Every line in the data below that holds "services" should be found and copied.

> _Materials provided_:
»»
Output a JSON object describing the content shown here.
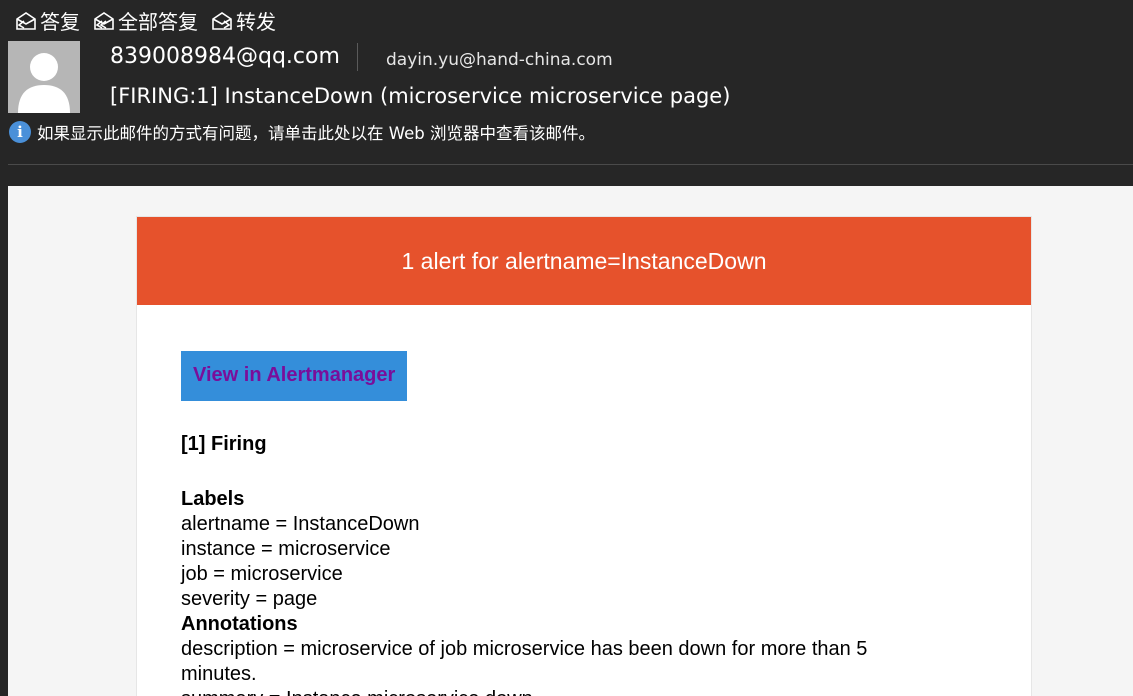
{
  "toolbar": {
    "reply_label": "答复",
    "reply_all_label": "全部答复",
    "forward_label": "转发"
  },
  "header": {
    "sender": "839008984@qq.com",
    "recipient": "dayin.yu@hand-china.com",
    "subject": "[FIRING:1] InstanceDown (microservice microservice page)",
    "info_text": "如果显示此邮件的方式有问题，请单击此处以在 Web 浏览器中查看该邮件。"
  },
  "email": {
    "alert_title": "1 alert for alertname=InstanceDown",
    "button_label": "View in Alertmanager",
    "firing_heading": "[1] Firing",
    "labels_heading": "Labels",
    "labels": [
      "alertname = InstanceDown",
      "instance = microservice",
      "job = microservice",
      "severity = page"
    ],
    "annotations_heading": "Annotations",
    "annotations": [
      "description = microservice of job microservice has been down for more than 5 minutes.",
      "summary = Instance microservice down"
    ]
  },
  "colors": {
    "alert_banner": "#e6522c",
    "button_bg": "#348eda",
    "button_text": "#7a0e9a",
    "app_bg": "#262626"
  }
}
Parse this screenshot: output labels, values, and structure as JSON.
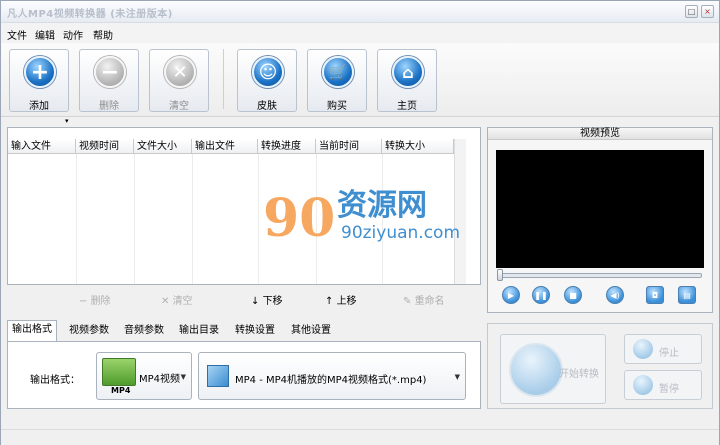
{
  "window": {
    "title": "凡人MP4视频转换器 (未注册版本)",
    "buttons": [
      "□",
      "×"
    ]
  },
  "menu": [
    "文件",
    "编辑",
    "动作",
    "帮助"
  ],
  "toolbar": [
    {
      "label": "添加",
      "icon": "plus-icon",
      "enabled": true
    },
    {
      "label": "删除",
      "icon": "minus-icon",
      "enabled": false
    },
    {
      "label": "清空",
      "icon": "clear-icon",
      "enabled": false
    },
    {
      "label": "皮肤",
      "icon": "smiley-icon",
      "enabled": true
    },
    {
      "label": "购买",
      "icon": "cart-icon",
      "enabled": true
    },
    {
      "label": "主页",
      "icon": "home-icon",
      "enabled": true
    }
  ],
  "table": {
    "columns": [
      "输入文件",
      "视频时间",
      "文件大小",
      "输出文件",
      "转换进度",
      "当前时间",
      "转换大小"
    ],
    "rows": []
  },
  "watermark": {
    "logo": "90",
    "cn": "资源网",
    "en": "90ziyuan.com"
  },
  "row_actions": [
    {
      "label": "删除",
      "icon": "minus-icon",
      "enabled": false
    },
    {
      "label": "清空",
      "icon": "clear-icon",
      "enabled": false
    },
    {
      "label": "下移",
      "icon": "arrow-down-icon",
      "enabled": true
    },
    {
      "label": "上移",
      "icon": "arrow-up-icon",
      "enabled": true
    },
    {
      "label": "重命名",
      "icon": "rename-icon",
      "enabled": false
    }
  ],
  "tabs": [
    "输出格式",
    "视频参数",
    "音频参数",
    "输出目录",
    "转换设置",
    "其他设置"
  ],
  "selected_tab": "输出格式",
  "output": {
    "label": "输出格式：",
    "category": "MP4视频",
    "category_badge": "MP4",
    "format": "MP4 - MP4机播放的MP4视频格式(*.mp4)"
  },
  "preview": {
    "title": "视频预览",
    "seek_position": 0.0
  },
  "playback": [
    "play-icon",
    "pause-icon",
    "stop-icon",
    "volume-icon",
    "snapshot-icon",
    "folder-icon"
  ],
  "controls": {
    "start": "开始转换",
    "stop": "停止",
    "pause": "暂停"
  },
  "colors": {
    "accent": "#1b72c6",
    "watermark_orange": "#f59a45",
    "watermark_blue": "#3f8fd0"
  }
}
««
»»
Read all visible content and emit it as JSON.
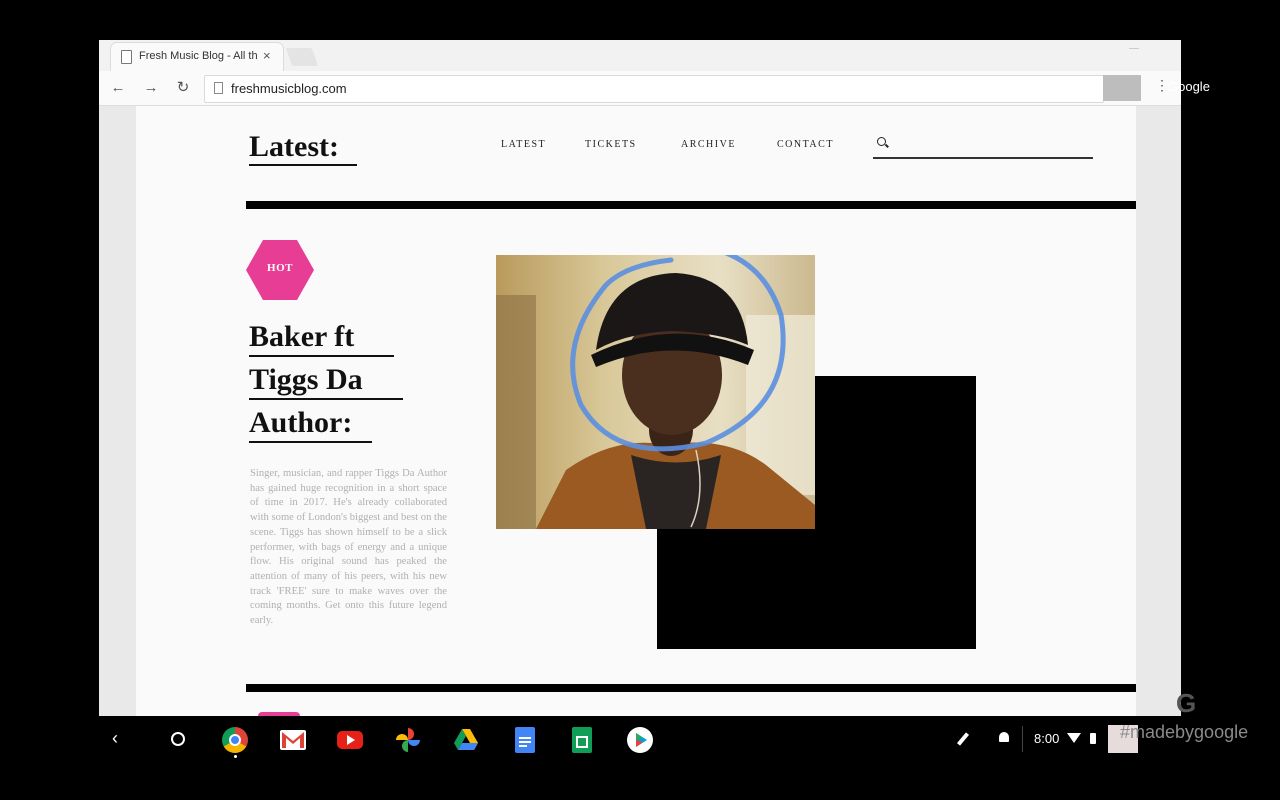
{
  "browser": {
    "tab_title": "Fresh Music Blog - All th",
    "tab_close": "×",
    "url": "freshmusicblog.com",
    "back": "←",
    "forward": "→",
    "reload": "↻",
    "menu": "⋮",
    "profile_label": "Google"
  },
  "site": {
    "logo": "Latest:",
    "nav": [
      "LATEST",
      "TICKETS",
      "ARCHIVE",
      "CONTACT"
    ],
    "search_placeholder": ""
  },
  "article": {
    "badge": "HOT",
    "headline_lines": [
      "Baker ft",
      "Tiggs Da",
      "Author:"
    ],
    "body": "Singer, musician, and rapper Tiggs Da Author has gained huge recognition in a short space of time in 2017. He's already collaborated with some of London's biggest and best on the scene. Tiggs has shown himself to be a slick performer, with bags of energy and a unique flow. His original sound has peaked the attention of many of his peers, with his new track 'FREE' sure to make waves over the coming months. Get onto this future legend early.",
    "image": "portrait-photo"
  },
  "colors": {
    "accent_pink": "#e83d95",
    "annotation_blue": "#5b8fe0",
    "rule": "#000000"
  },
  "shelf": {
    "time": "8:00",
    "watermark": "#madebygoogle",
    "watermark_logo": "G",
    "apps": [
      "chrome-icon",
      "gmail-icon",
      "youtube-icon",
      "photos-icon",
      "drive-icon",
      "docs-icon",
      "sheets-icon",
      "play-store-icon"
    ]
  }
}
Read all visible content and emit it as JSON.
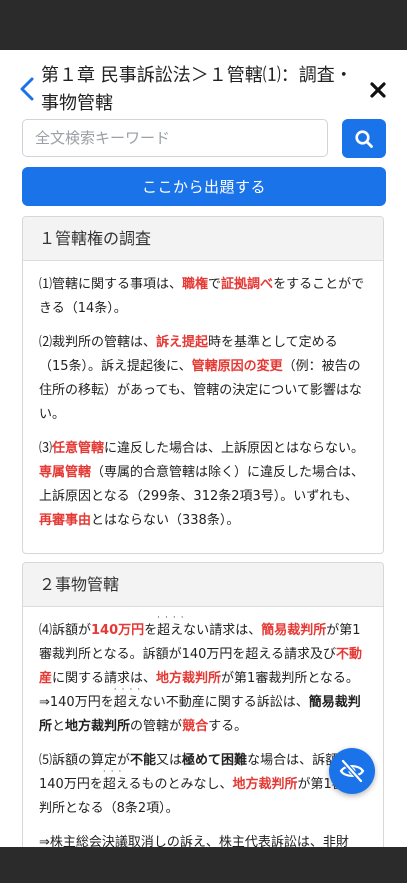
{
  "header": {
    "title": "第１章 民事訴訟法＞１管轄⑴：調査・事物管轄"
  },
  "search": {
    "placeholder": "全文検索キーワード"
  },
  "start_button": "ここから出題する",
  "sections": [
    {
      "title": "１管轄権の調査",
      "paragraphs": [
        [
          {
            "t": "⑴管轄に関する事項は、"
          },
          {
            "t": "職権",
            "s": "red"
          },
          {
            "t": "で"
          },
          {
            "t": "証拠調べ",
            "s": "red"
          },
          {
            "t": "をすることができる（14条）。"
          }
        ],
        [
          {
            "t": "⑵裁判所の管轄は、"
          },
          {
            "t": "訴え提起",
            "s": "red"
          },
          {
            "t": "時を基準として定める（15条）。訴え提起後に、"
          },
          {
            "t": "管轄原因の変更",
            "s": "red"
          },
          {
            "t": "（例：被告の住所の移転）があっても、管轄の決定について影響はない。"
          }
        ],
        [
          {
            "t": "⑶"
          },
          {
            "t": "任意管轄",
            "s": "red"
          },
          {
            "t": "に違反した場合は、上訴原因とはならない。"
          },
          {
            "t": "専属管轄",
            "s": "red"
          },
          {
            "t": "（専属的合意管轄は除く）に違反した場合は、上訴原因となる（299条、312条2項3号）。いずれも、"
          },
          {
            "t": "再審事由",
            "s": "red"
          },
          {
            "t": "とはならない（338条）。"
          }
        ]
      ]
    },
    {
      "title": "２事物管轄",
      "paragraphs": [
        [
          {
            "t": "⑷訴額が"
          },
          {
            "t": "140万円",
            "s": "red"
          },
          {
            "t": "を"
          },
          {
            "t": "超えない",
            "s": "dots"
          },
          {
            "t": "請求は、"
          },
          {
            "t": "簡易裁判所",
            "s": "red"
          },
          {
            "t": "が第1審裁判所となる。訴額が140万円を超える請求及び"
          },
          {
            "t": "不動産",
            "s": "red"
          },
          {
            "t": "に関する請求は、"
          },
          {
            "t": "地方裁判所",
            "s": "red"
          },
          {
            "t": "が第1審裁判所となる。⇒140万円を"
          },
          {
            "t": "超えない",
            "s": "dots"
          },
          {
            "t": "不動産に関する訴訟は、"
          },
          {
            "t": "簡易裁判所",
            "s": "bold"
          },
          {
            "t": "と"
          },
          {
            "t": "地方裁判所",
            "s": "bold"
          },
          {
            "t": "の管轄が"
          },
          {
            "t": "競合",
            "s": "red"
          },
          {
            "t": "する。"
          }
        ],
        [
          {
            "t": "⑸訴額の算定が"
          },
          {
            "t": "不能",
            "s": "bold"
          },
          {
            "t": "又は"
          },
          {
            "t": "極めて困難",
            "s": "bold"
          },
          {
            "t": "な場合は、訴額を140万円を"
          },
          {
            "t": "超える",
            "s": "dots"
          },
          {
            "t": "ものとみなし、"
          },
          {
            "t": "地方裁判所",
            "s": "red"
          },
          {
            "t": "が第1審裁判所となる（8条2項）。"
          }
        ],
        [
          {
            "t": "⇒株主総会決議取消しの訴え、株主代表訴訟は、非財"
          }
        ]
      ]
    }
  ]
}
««
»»
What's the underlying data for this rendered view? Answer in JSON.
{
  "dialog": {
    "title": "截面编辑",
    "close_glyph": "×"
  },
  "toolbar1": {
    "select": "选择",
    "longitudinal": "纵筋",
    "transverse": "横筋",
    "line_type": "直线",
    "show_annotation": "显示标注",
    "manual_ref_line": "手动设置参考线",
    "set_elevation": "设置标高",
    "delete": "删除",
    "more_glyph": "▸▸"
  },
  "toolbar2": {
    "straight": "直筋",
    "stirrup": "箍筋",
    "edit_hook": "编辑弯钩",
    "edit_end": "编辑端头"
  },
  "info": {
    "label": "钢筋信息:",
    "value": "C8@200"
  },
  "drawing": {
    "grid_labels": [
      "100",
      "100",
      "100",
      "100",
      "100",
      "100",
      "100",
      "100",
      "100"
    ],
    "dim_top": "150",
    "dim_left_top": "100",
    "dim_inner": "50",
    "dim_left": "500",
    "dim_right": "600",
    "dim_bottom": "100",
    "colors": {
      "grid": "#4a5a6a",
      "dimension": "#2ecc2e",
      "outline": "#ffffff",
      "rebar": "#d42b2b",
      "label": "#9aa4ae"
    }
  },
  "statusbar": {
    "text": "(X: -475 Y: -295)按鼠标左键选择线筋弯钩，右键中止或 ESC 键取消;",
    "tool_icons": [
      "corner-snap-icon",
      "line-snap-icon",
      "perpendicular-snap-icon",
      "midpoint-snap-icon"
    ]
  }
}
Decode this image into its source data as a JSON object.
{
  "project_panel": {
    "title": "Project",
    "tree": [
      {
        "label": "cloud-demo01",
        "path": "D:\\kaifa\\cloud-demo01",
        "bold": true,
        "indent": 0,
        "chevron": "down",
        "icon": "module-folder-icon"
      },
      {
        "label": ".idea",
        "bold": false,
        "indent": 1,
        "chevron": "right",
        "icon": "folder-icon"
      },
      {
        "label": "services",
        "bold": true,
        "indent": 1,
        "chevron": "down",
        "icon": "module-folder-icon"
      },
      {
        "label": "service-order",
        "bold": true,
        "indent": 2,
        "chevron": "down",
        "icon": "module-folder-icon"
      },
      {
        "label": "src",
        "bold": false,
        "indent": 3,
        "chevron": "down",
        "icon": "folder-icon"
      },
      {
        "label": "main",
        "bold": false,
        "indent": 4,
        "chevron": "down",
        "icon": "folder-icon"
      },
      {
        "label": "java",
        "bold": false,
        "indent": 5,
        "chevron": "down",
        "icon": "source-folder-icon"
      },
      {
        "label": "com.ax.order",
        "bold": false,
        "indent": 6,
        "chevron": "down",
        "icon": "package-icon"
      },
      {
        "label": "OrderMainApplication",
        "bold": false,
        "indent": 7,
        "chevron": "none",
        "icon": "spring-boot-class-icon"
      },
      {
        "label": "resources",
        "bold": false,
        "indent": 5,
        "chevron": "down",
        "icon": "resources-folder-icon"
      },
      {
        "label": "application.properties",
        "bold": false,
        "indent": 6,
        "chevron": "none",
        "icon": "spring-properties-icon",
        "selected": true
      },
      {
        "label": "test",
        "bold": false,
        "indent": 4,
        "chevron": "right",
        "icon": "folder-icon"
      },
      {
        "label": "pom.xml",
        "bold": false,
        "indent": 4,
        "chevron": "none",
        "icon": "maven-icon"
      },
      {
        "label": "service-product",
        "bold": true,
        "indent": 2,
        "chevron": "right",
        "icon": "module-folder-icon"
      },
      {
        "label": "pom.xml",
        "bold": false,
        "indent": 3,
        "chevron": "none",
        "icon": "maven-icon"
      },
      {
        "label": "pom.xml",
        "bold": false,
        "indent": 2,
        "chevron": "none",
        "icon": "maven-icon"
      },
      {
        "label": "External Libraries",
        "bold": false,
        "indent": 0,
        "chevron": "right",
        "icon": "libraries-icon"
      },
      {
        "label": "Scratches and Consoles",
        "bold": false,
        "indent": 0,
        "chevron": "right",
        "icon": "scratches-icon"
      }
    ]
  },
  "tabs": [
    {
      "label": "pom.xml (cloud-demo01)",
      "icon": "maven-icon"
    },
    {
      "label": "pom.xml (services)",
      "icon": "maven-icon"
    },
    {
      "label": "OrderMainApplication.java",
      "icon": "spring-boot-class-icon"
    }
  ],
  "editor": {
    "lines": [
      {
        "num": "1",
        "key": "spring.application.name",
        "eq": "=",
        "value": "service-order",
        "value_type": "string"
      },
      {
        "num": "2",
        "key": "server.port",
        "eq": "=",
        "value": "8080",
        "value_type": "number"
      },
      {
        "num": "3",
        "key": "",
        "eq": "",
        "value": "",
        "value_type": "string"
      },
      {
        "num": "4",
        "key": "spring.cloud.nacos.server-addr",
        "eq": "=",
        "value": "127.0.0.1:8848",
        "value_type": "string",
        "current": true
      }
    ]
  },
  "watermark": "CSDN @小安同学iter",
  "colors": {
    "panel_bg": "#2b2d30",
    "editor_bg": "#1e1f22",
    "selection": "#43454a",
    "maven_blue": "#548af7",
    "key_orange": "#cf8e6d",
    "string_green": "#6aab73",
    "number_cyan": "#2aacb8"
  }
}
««
> _Solution_:
        "label": "services",
      "label": "pom.xml (services)",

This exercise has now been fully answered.